MRI safety when one has a tattoo design or permanent makeup method has become a question considering that the infamous “Dear Abby” letter in the 1980’s. A patient with permanent eyeliner had an MRI and felt a “warming up” or burning sensation during the MRI procedure. Is this cause for alarm, or perhaps a reason not to have an MRI for those who have tattoos?
Magnetic Resonance Imaging was initially discovered by Felix Block and Edward Purcell in 1946, and both were awarded the Nobel Prize in 1952. In the late 70’s, the process began evolving in to the technology that people use for diagnosing illnesses in medicine today.
People have decorated themselves for hundreds of years through makeup, jewelry, clothing, and traditional and cosmetic tattooing. Procedures like eyeliner, eyebrows, lips, eye shadow, and cheek blush are normally carried out in the U.S. and round the world. Other procedures referred to as “para-medical tattooing” are carried out on scars (camouflage) and breast cancer survivors who have had reconstructive surgery using a nipple “graft” that is lacking in color. In this type of paramedical work, the grafted nipple created by the surgeon is tattooed an organic color to fit the healthy breast.
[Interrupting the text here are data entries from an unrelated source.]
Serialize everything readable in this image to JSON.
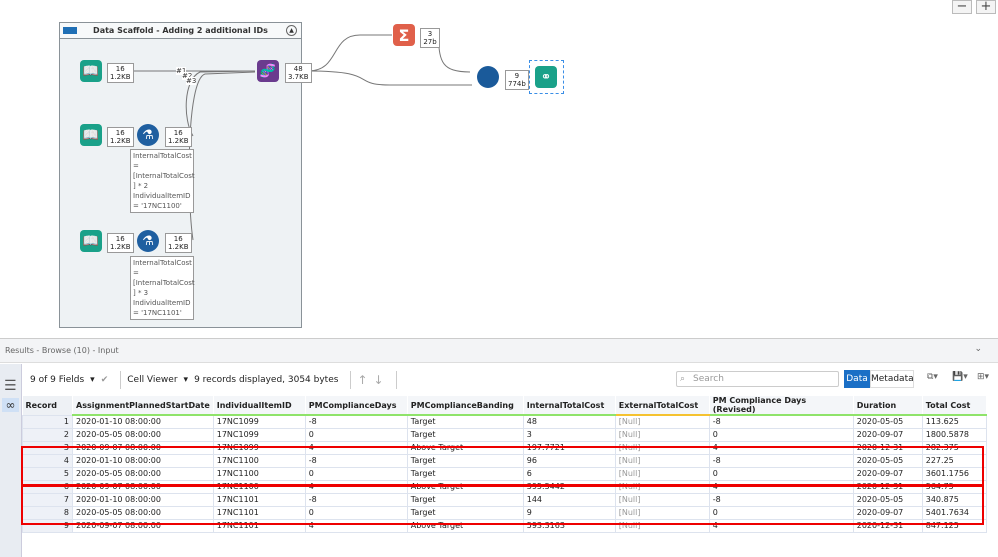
{
  "canvas": {
    "zoom_out": "−",
    "zoom_in": "+",
    "container_title": "Data Scaffold - Adding 2 additional IDs",
    "badges": {
      "input1": [
        "16",
        "1.2KB"
      ],
      "input2": [
        "16",
        "1.2KB"
      ],
      "formula1": [
        "16",
        "1.2KB"
      ],
      "input3": [
        "16",
        "1.2KB"
      ],
      "formula2": [
        "16",
        "1.2KB"
      ],
      "union": [
        "48",
        "3.7KB"
      ],
      "summarize": [
        "3",
        "27b"
      ],
      "join": [
        "9",
        "774b"
      ]
    },
    "union_labels": [
      "#1",
      "#2",
      "#3"
    ],
    "formula1_note": "InternalTotalCost\n=\n[InternalTotalCost\n] * 2\nIndividualItemID\n= '17NC1100'",
    "formula2_note": "InternalTotalCost\n=\n[InternalTotalCost\n] * 3\nIndividualItemID\n= '17NC1101'"
  },
  "results": {
    "title": "Results - Browse (10) - Input",
    "fields": "9 of 9 Fields",
    "cell_viewer": "Cell Viewer",
    "summary": "9 records displayed, 3054 bytes",
    "search_placeholder": "Search",
    "data_btn": "Data",
    "metadata_btn": "Metadata",
    "columns": [
      "Record",
      "AssignmentPlannedStartDate",
      "IndividualItemID",
      "PMComplianceDays",
      "PMComplianceBanding",
      "InternalTotalCost",
      "ExternalTotalCost",
      "PM Compliance Days (Revised)",
      "Duration",
      "Total Cost"
    ],
    "rows": [
      [
        "1",
        "2020-01-10 08:00:00",
        "17NC1099",
        "-8",
        "Target",
        "48",
        "[Null]",
        "-8",
        "2020-05-05",
        "113.625"
      ],
      [
        "2",
        "2020-05-05 08:00:00",
        "17NC1099",
        "0",
        "Target",
        "3",
        "[Null]",
        "0",
        "2020-09-07",
        "1800.5878"
      ],
      [
        "3",
        "2020-09-07 08:00:00",
        "17NC1099",
        "4",
        "Above Target",
        "197.7721",
        "[Null]",
        "4",
        "2020-12-31",
        "282.375"
      ],
      [
        "4",
        "2020-01-10 08:00:00",
        "17NC1100",
        "-8",
        "Target",
        "96",
        "[Null]",
        "-8",
        "2020-05-05",
        "227.25"
      ],
      [
        "5",
        "2020-05-05 08:00:00",
        "17NC1100",
        "0",
        "Target",
        "6",
        "[Null]",
        "0",
        "2020-09-07",
        "3601.1756"
      ],
      [
        "6",
        "2020-09-07 08:00:00",
        "17NC1100",
        "4",
        "Above Target",
        "395.5442",
        "[Null]",
        "4",
        "2020-12-31",
        "564.75"
      ],
      [
        "7",
        "2020-01-10 08:00:00",
        "17NC1101",
        "-8",
        "Target",
        "144",
        "[Null]",
        "-8",
        "2020-05-05",
        "340.875"
      ],
      [
        "8",
        "2020-05-05 08:00:00",
        "17NC1101",
        "0",
        "Target",
        "9",
        "[Null]",
        "0",
        "2020-09-07",
        "5401.7634"
      ],
      [
        "9",
        "2020-09-07 08:00:00",
        "17NC1101",
        "4",
        "Above Target",
        "593.3163",
        "[Null]",
        "4",
        "2020-12-31",
        "847.125"
      ]
    ]
  }
}
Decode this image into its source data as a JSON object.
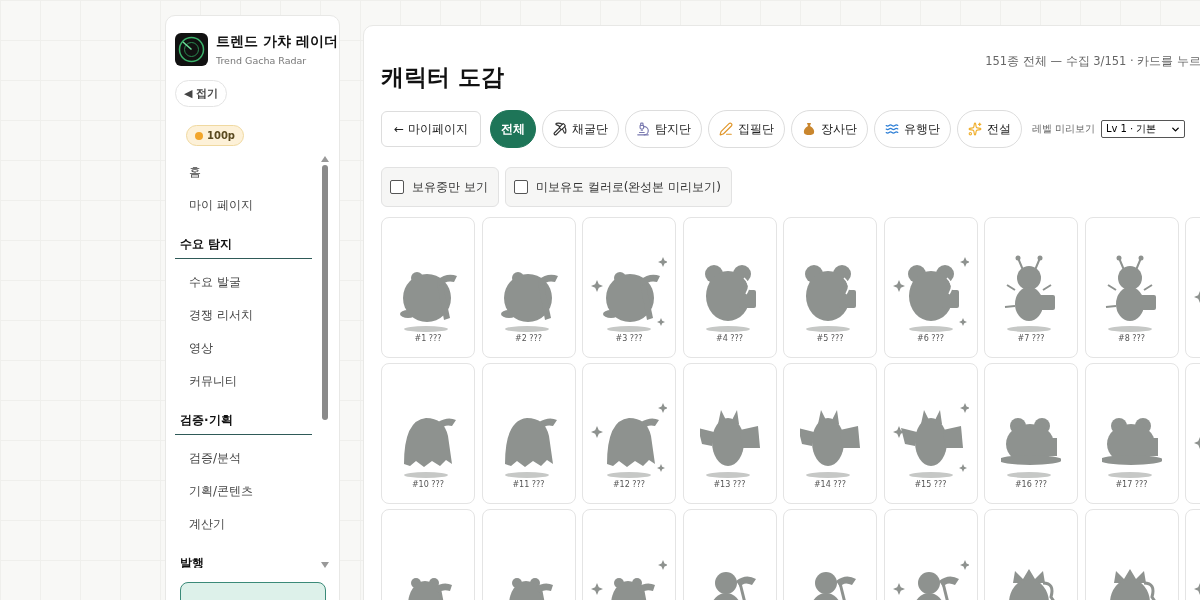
{
  "sidebar": {
    "app_title": "트렌드 가챠 레이더",
    "app_subtitle": "Trend Gacha Radar",
    "collapse_button": "◀ 접기",
    "points": "100p",
    "nav": [
      {
        "kind": "item",
        "label": "홈"
      },
      {
        "kind": "item",
        "label": "마이 페이지"
      },
      {
        "kind": "section",
        "label": "수요 탐지"
      },
      {
        "kind": "item",
        "label": "수요 발굴"
      },
      {
        "kind": "item",
        "label": "경쟁 리서치"
      },
      {
        "kind": "item",
        "label": "영상"
      },
      {
        "kind": "item",
        "label": "커뮤니티"
      },
      {
        "kind": "section",
        "label": "검증·기획"
      },
      {
        "kind": "item",
        "label": "검증/분석"
      },
      {
        "kind": "item",
        "label": "기획/콘텐츠"
      },
      {
        "kind": "item",
        "label": "계산기"
      },
      {
        "kind": "section",
        "label": "발행"
      }
    ]
  },
  "page": {
    "title": "캐릭터 도감",
    "summary": "151종 전체 — 수집 3/151 · 카드를 누르",
    "back_button": "← 마이페이지",
    "filters": [
      {
        "label": "전체",
        "selected": true
      },
      {
        "label": "채굴단",
        "selected": false
      },
      {
        "label": "탐지단",
        "selected": false
      },
      {
        "label": "집필단",
        "selected": false
      },
      {
        "label": "장사단",
        "selected": false
      },
      {
        "label": "유행단",
        "selected": false
      },
      {
        "label": "전설",
        "selected": false
      }
    ],
    "level_label": "레벨 미리보기",
    "level_value": "Lv 1 · 기본",
    "toggles": [
      {
        "label": "보유중만 보기",
        "checked": false
      },
      {
        "label": "미보유도 컬러로(완성본 미리보기)",
        "checked": false
      }
    ],
    "cards": [
      {
        "kind": "flag",
        "sparkle": false,
        "label": "#1 ???"
      },
      {
        "kind": "flag",
        "sparkle": false,
        "label": "#2 ???"
      },
      {
        "kind": "flag",
        "sparkle": true,
        "label": "#3 ???"
      },
      {
        "kind": "speaker",
        "sparkle": false,
        "label": "#4 ???"
      },
      {
        "kind": "speaker",
        "sparkle": false,
        "label": "#5 ???"
      },
      {
        "kind": "speaker",
        "sparkle": true,
        "label": "#6 ???"
      },
      {
        "kind": "bug",
        "sparkle": false,
        "label": "#7 ???"
      },
      {
        "kind": "bug",
        "sparkle": false,
        "label": "#8 ???"
      },
      {
        "kind": "bug",
        "sparkle": true
      },
      {
        "kind": "ghost",
        "sparkle": false,
        "label": "#10 ???"
      },
      {
        "kind": "ghost",
        "sparkle": false,
        "label": "#11 ???"
      },
      {
        "kind": "ghost",
        "sparkle": true,
        "label": "#12 ???"
      },
      {
        "kind": "bat",
        "sparkle": false,
        "label": "#13 ???"
      },
      {
        "kind": "bat",
        "sparkle": false,
        "label": "#14 ???"
      },
      {
        "kind": "bat",
        "sparkle": true,
        "label": "#15 ???"
      },
      {
        "kind": "frog",
        "sparkle": false,
        "label": "#16 ???"
      },
      {
        "kind": "frog",
        "sparkle": false,
        "label": "#17 ???"
      },
      {
        "kind": "frog",
        "sparkle": true
      },
      {
        "kind": "hook",
        "sparkle": false
      },
      {
        "kind": "hook",
        "sparkle": false
      },
      {
        "kind": "hook",
        "sparkle": true
      },
      {
        "kind": "gourd",
        "sparkle": false
      },
      {
        "kind": "gourd",
        "sparkle": false
      },
      {
        "kind": "gourd",
        "sparkle": true
      },
      {
        "kind": "crown",
        "sparkle": false
      },
      {
        "kind": "crown",
        "sparkle": false
      },
      {
        "kind": "crown",
        "sparkle": true
      }
    ]
  }
}
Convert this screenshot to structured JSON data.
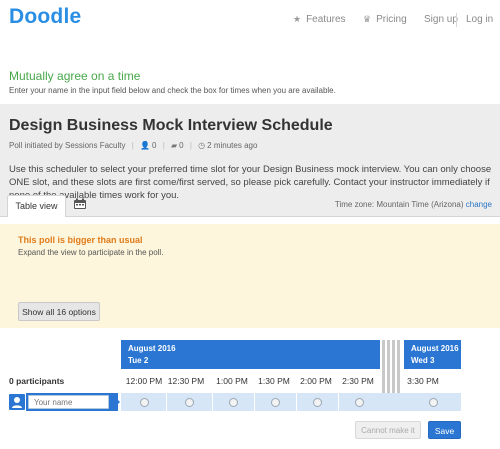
{
  "header": {
    "logo": "Doodle",
    "nav": {
      "features": "Features",
      "pricing": "Pricing",
      "signup": "Sign up",
      "login": "Log in"
    },
    "icons": {
      "features": "star-icon",
      "pricing": "crown-icon"
    }
  },
  "agree": {
    "title": "Mutually agree on a time",
    "subtitle": "Enter your name in the input field below and check the box for times when you are available."
  },
  "poll": {
    "title": "Design Business Mock Interview Schedule",
    "initiated_by": "Poll initiated by Sessions Faculty",
    "participants_count": "0",
    "comments_count": "0",
    "updated": "2 minutes ago",
    "description": "Use this scheduler to select your preferred time slot for your Design Business mock interview. You can only choose ONE slot, and these slots are first come/first served, so please pick carefully. Contact your instructor immediately if none of the available times work for you."
  },
  "tabs": {
    "table_view": "Table view",
    "calendar_icon": "calendar-icon"
  },
  "timezone": {
    "label": "Time zone: Mountain Time (Arizona)",
    "change": "change"
  },
  "warning": {
    "title": "This poll is bigger than usual",
    "subtitle": "Expand the view to participate in the poll.",
    "button": "Show all 16 options"
  },
  "table": {
    "participants_label": "0 participants",
    "dates": [
      {
        "month": "August 2016",
        "day": "Tue 2"
      },
      {
        "month": "August 2016",
        "day": "Wed 3"
      }
    ],
    "times_day1": [
      "12:00 PM",
      "12:30 PM",
      "1:00 PM",
      "1:30 PM",
      "2:00 PM",
      "2:30 PM"
    ],
    "times_day2": [
      "3:30 PM"
    ],
    "name_placeholder": "Your name"
  },
  "actions": {
    "cannot_make_it": "Cannot make it",
    "save": "Save"
  },
  "colors": {
    "brand_blue": "#2a8ee4",
    "header_blue": "#2a76d2",
    "agree_green": "#48a84a",
    "warning_orange": "#e07b1a",
    "warning_bg": "#fdf6dc"
  }
}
Magnetic resonance imaging is routinely performed, particularly for diagnosing head, neck and brain regions where permanent cosmetics like eyeliner are normally applied. Due to a few reports of burning sensations inside the tattooed area during an MRI, some medical technicians have questioned if they should perform MRI procedures on patients with permanent makeup.
Dr. Frank G. Shellock has conducted laboratory and clinical investigations in the area of magnetic resonance imaging safety more than two decades, and it has addressed the concerns noted above. A report was conducted of 135 subjects who underwent MR imaging after having permanent cosmetics applied. Of these, only two individuals (1.5%) experienced problems related to MR imaging. One subject reported a sensation of ‘slight tingling’ and the other subject reported a sensation of ‘burning’, both transient in nature. Based on Dr. Shellock’s research, traditional tattoos caused more difficulties with burning sensations in the area in the tattoo.
It is interesting to notice that a lot of allergies to traditional tattoos commence to occur when one is subjected to heat, such as exposure to the sun, or time spent in a hot steam room, or jacuzzi tub. Specific ingredients within the tattoo pigments including cadmium yellow have a tendency to cause irritation in certain individuals. The result is swelling and itching in a few parts of the tattoo. This usually subsides when exposure to the heat source ends. In the event the swelling continues, then the topical cream can be acquired coming from a physician (usually cortizone cream) to assist relieve the irritation.
Dr. Shellock recommends that anyone who has permanent makeup procedures should advise their MRI technician. Because “artifacts” can display up on the results, it is necessary for the healthcare professional to understand what is causing the artifacts. These artifacts are predominantly linked to the presence of pigments which use iron oxide or any other kind of gffuaj and occur in the immediate area of the tattoo or permanent makeup. Additionally, the technician can provide the sufferer a cold compress (a wet wash cloth) to use through the MRI procedure within the rare case of a burning sensation within the tattooed area.
In summary, it is clear to find out that some great benefits of getting an MRI outweigh the slight possibility of a reaction from permanent makeup or traditional tattooing through the MRI. The science and art of permanent makeup goes by many different names: micropigmentation, permanent cosmetics, derma pigmentation, intradermal cosmetics, dermagraphics and cosmetic tattoos. Because the procedures related to permanent makeup become more main stream people becomes more aware of the advantages, particularly for individuals who have problems with illness, disease, injury or scarring. In my recent article “Constructing a Bridge: Cosmetic Surgery and Micropigmentation” I explored the relationship between cosmetic surgery and permanent makeup. I might now prefer to discuss how permanent makeup could work included in the solution for a variety of health conditions.